A unique bouquet almost bursts with so many flavors, it’s difficult to narrow down exactly what is being tasted… The obvious notes include various types of honey — I taste buckwheat, tupelo, wildflower, but I’m quite certain that my honey palate is hardly delicate enough to make those claims, but anyway..
When I asked a grower why the process of producing Gui Fei went so deep into the summer, he answered quickly… “Oh, well of course, because we have to wait for the bug bite.” I thought that was hilarious. Wait what? The bug bite?? Was he joking? No. The “bug bite” he was referring to was the invasion of green leafhoppers, which alter the chemical composition of the leaf, and apparently impart its unique flavor profile.
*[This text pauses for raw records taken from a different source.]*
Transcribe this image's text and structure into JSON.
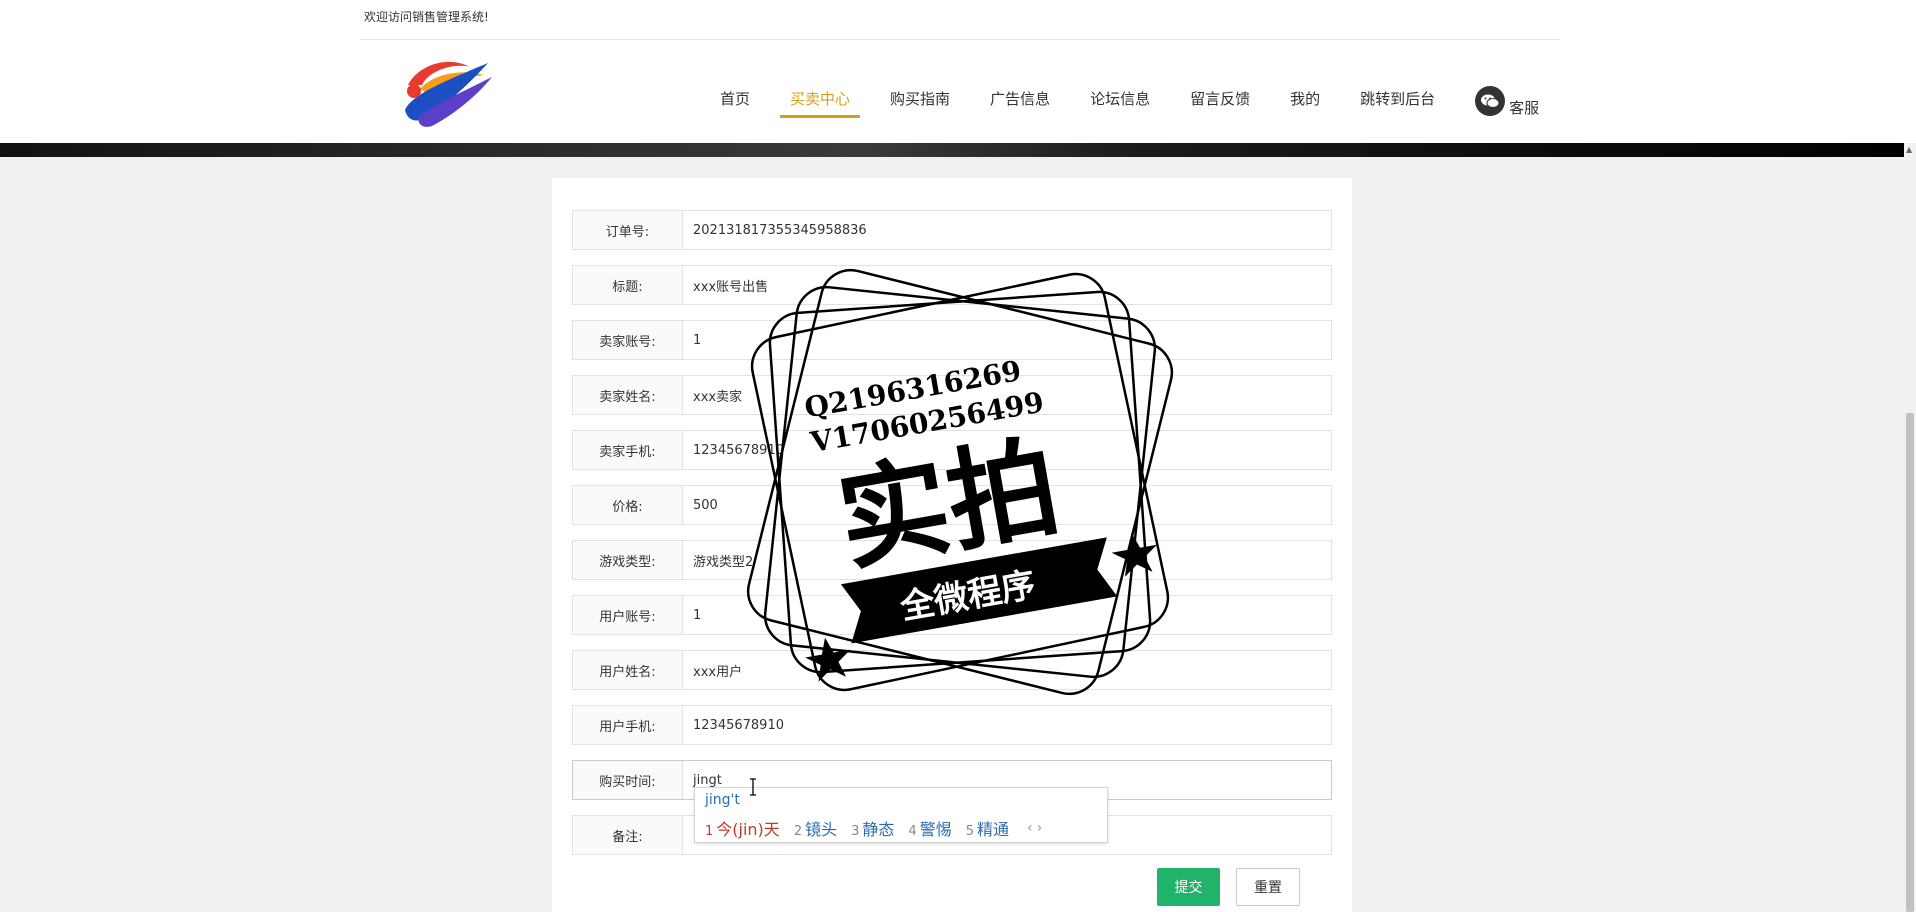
{
  "header": {
    "welcome": "欢迎访问销售管理系统!",
    "nav": [
      "首页",
      "买卖中心",
      "购买指南",
      "广告信息",
      "论坛信息",
      "留言反馈",
      "我的",
      "跳转到后台"
    ],
    "active_index": 1,
    "service_label": "客服",
    "accent_color": "#d4a017"
  },
  "form": {
    "fields": [
      {
        "label": "订单号:",
        "value": "202131817355345958836"
      },
      {
        "label": "标题:",
        "value": "xxx账号出售"
      },
      {
        "label": "卖家账号:",
        "value": "1"
      },
      {
        "label": "卖家姓名:",
        "value": "xxx卖家"
      },
      {
        "label": "卖家手机:",
        "value": "12345678910"
      },
      {
        "label": "价格:",
        "value": "500"
      },
      {
        "label": "游戏类型:",
        "value": "游戏类型2"
      },
      {
        "label": "用户账号:",
        "value": "1"
      },
      {
        "label": "用户姓名:",
        "value": "xxx用户"
      },
      {
        "label": "用户手机:",
        "value": "12345678910"
      },
      {
        "label": "购买时间:",
        "value": "jingt"
      },
      {
        "label": "备注:",
        "value": ""
      }
    ],
    "submit_label": "提交",
    "reset_label": "重置",
    "submit_color": "#21b36a"
  },
  "ime": {
    "composition": "jing't",
    "candidates": [
      {
        "num": "1",
        "text": "今(jin)天"
      },
      {
        "num": "2",
        "text": "镜头"
      },
      {
        "num": "3",
        "text": "静态"
      },
      {
        "num": "4",
        "text": "警惕"
      },
      {
        "num": "5",
        "text": "精通"
      }
    ],
    "prev": "‹",
    "next": "›"
  },
  "watermark": {
    "line1": "Q2196316269",
    "line2": "V17060256499",
    "main": "实拍",
    "ribbon": "全微程序"
  }
}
Also, I usually give it a rinse and then jump in with 20-30 second infusions, noting that the 2nd and 3rd infusion result in a unusually thick liquor which is sweet and carries a fairly impressive hui gan… Later infusions, say 4-6 will bring more floral and spicy notes, but the sweet fruits lay off a bit.. Also, the leaves don’t seem to want to unfurl, so I’d add 15-30 seconds in subsequent infusions beyond the 3rd.
So all in all, its an oddly addicting oolong, and highly unique, so please try and let me know what type of tasting notes you are able to pull out, curious to hear!
Flavors: Butter, Caramel, Cinnamon, Honey, Nuts